# Radiative Heat Fluxes

Radiative fluxes are defined with the sign convention that an upward directed flux is a positive quantity.

## Shortwave

The prescription of shortwave radiation follows that of Parkinson and Washington (1979) and Zillman (1972).

For the ocean surface, the net *downward* shortwave radiation (W/m^{2}) is modeled as

For the ice (snow) surface, the net *downward* shortwave radiation (W/m^{2}) is modeled in an analogous manner as

The amount of shortwave radiation, prior to its modification by cloud cover and surface albedo effects as formulated above, is the Zillman relation

where is the solar zenith angle, whose cosine is calculated by the geometric formula

is the solar constant, and

is the vapor pressure of water in air.

In the above formula for shortwave radiation,

is the geographic latitude, and

is the declination as determined by

where

is the day-of-year, expressed in 365-day format.

Care has to be taken for solar zenith angles outside the range

that the solar radiation is set to zero

(i.e., the sun is below the local horizon in such cases).

Finally, is the hour angle given by

where

is the hour-of-day, expressed in 24-hour format.

The above parameterization of shortwave radiation explicitly accounts for the diurnal cycle of radiation. Models with time steps in excess of 1 hour or so are to be careful that their representation of shortwave radiation is meaningful. A suggestion for such models is to simply eliminate any attempt at resolving the diurnal cycle by instead taking the daily averaged shortwave radiation.

All angles in the above formulae are expressed in radians.

## Longwave

For the ocean surface, the net upward longwave radiation (W/m^{2}) is modeled (Rosati and Miyakoda, 1988)
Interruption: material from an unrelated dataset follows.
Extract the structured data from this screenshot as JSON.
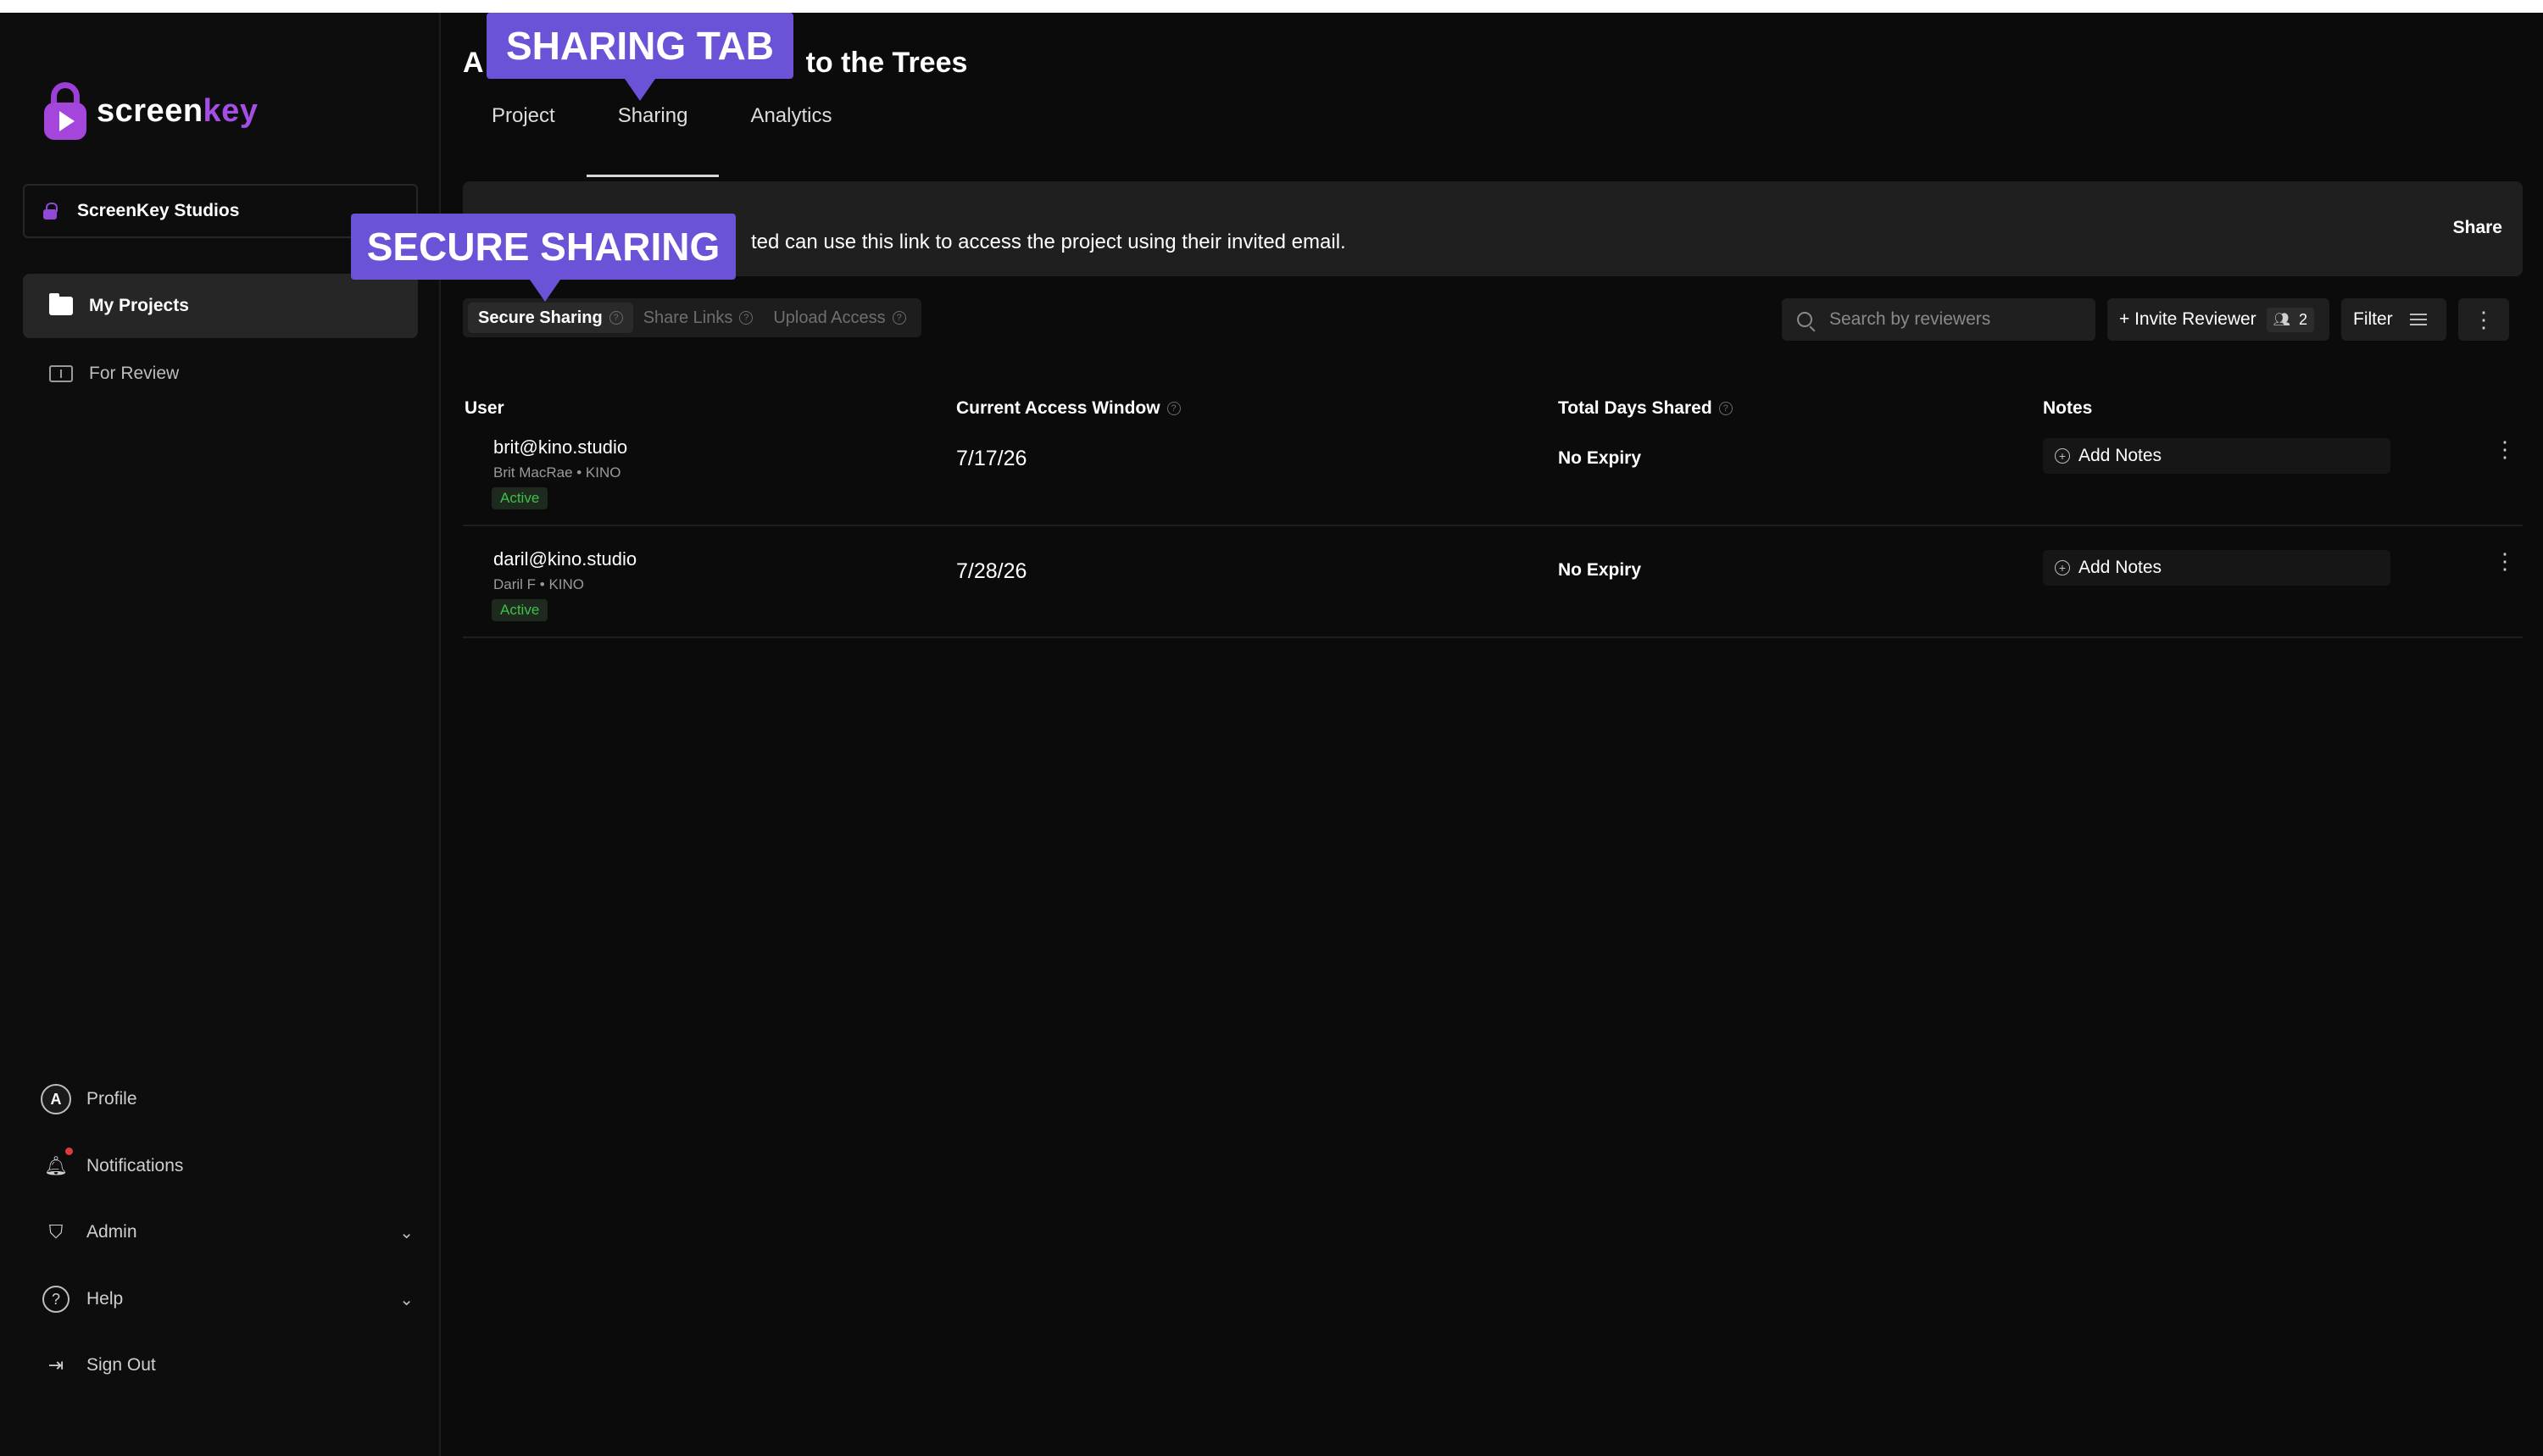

For the ice (snow) surface, the net upward longwave radiation (W/m^{2}) is modeled in an analogous manner as

NOTE: All temperatures involved in longwave calculations are in Kelvin.